Governor Scott Walker’s reforms have forced the powerful Wisconsin teachers’ unions to witness the massive decertification of their forced collectives. The second largest public sector alliance, American Federation of State, County and Municipal Employees (AFSCME), has lost significant revenue because members have refused to pay dues, and now the incestuous cycle of forced dues, crooked campaign donations for paid-for candidates, who approve more lavish and expensive pensions and benefits.
Cities have negotiated more equitable and efficient labor contracts, cutting costs while providing adequate public services. Even Milwaukee mayor Tom Barrett could not criticize the reforms, and thus conceded defeat in debate and at the ballot box. School districts have cut costs without laying off teachers and staff.
Now, Wisconsin has a nearly one billion dollar surplus for the first time in years. Where did this sudden surge of wealth come from? Walker’s reforms instituted efficient government, better tax receipts, and more effective political and policy leadership.

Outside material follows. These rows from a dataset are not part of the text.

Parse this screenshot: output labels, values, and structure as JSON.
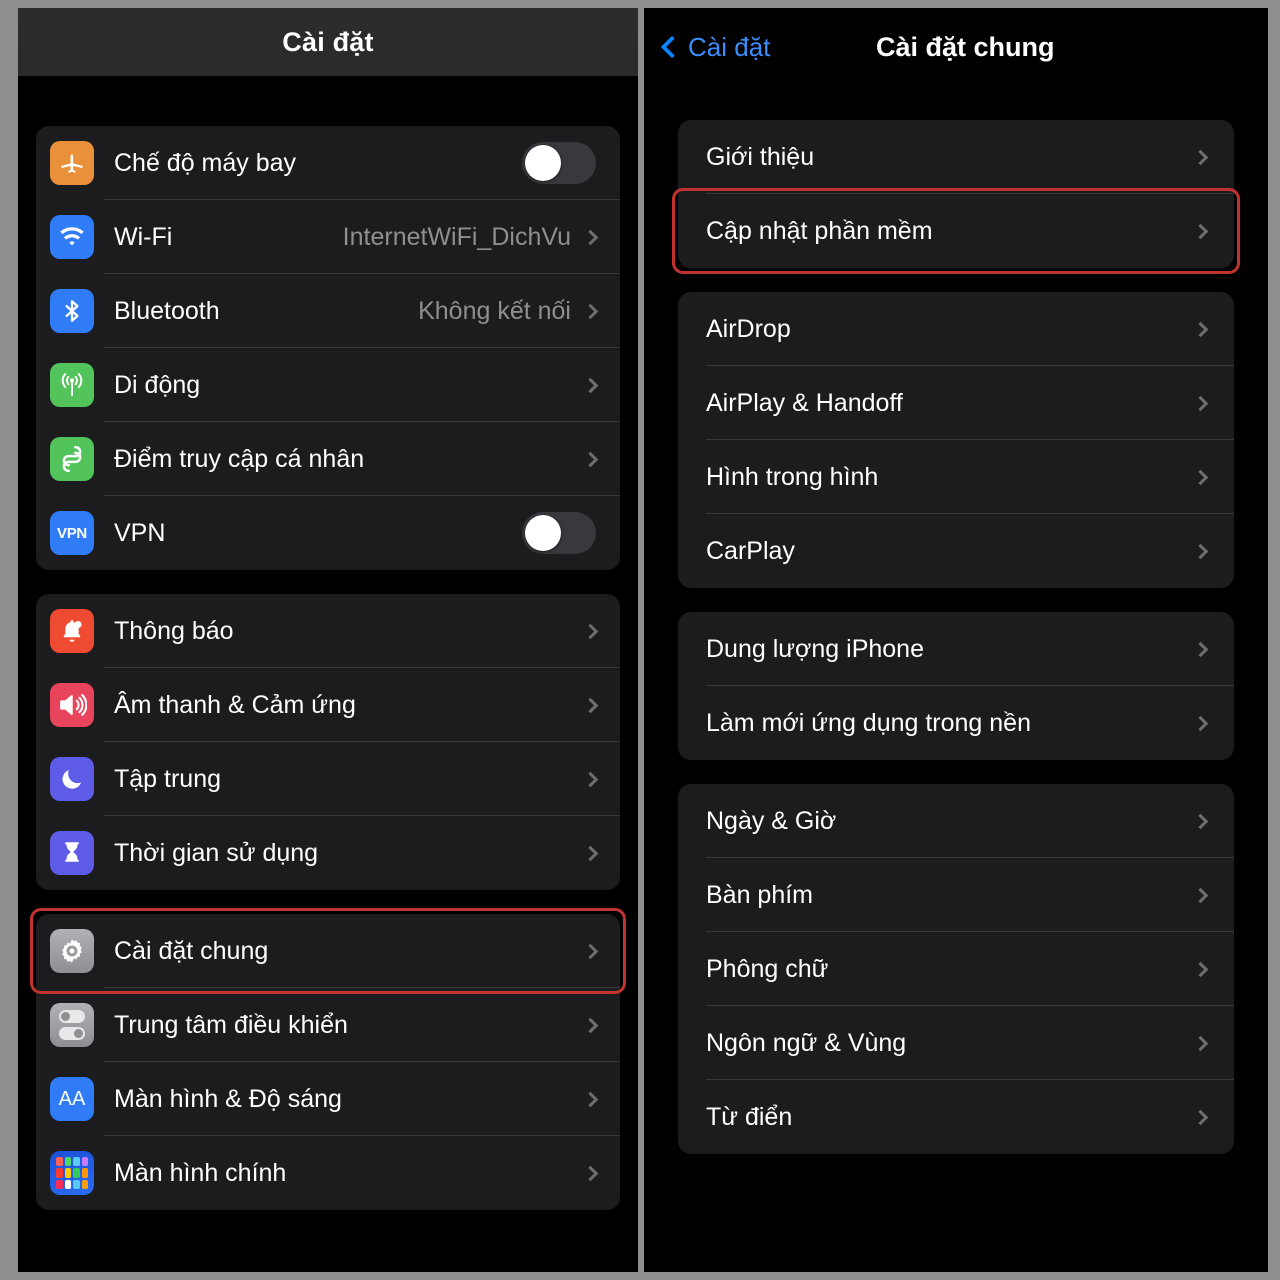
{
  "left_panel": {
    "header": {
      "title": "Cài đặt"
    },
    "groups": [
      {
        "id": "connectivity",
        "rows": [
          {
            "label": "Chế độ máy bay",
            "icon": "airplane-icon",
            "icon_color": "#e8913a",
            "control": "toggle",
            "toggle_on": false
          },
          {
            "label": "Wi-Fi",
            "icon": "wifi-icon",
            "icon_color": "#2f7cf6",
            "control": "chevron",
            "value": "InternetWiFi_DichVu"
          },
          {
            "label": "Bluetooth",
            "icon": "bluetooth-icon",
            "icon_color": "#2f7cf6",
            "control": "chevron",
            "value": "Không kết nối"
          },
          {
            "label": "Di động",
            "icon": "cellular-icon",
            "icon_color": "#53c45c",
            "control": "chevron",
            "value": ""
          },
          {
            "label": "Điểm truy cập cá nhân",
            "icon": "hotspot-icon",
            "icon_color": "#53c45c",
            "control": "chevron",
            "value": ""
          },
          {
            "label": "VPN",
            "icon": "vpn-icon",
            "icon_color": "#2f7cf6",
            "control": "toggle",
            "toggle_on": false
          }
        ]
      },
      {
        "id": "notifications",
        "rows": [
          {
            "label": "Thông báo",
            "icon": "bell-icon",
            "icon_color": "#ef4b33",
            "control": "chevron",
            "value": ""
          },
          {
            "label": "Âm thanh & Cảm ứng",
            "icon": "speaker-icon",
            "icon_color": "#e8445c",
            "control": "chevron",
            "value": ""
          },
          {
            "label": "Tập trung",
            "icon": "moon-icon",
            "icon_color": "#5e5ce6",
            "control": "chevron",
            "value": ""
          },
          {
            "label": "Thời gian sử dụng",
            "icon": "hourglass-icon",
            "icon_color": "#5e5ce6",
            "control": "chevron",
            "value": ""
          }
        ]
      },
      {
        "id": "system",
        "rows": [
          {
            "label": "Cài đặt chung",
            "icon": "gear-icon",
            "icon_color": "#8e8e93",
            "control": "chevron",
            "value": "",
            "highlighted": true
          },
          {
            "label": "Trung tâm điều khiển",
            "icon": "control-center-icon",
            "icon_color": "#8e8e93",
            "control": "chevron",
            "value": ""
          },
          {
            "label": "Màn hình & Độ sáng",
            "icon": "display-aa-icon",
            "icon_color": "#2f7cf6",
            "control": "chevron",
            "value": ""
          },
          {
            "label": "Màn hình chính",
            "icon": "home-screen-icon",
            "icon_color": "#1b4fd8",
            "control": "chevron",
            "value": ""
          }
        ]
      }
    ]
  },
  "right_panel": {
    "header": {
      "back_label": "Cài đặt",
      "title": "Cài đặt chung",
      "back_icon": "chevron-left-icon"
    },
    "groups": [
      {
        "id": "about",
        "rows": [
          {
            "label": "Giới thiệu",
            "control": "chevron"
          },
          {
            "label": "Cập nhật phần mềm",
            "control": "chevron",
            "highlighted": true
          }
        ]
      },
      {
        "id": "sharing",
        "rows": [
          {
            "label": "AirDrop",
            "control": "chevron"
          },
          {
            "label": "AirPlay & Handoff",
            "control": "chevron"
          },
          {
            "label": "Hình trong hình",
            "control": "chevron"
          },
          {
            "label": "CarPlay",
            "control": "chevron"
          }
        ]
      },
      {
        "id": "storage",
        "rows": [
          {
            "label": "Dung lượng iPhone",
            "control": "chevron"
          },
          {
            "label": "Làm mới ứng dụng trong nền",
            "control": "chevron"
          }
        ]
      },
      {
        "id": "locale",
        "rows": [
          {
            "label": "Ngày & Giờ",
            "control": "chevron"
          },
          {
            "label": "Bàn phím",
            "control": "chevron"
          },
          {
            "label": "Phông chữ",
            "control": "chevron"
          },
          {
            "label": "Ngôn ngữ & Vùng",
            "control": "chevron"
          },
          {
            "label": "Từ điển",
            "control": "chevron"
          }
        ]
      }
    ]
  },
  "colors": {
    "highlight": "#c0332f",
    "accent_blue": "#0a84ff",
    "card_bg": "#1c1c1e",
    "page_bg": "#000000",
    "separator": "#38383a",
    "secondary_text": "#8e8e93"
  }
}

Not only passing a property tax cut, not only discussing the abolition of the state income tax, Walker has signaled that he will return the bulk of the surplus back to the residents of the Dairy State. Unlike Governor Jerry Brown in California or President Barack Obama in Washington, Walker recognizes that the government does not create wealth, but merely takes revenue from the workers in Wisconsin. Walker’s memoir Unintimidated illustrates the methods of this statesman: make your case, and take responsibility for your state. Walker’s collective bargaining reforms are working wonders in Wisconsin.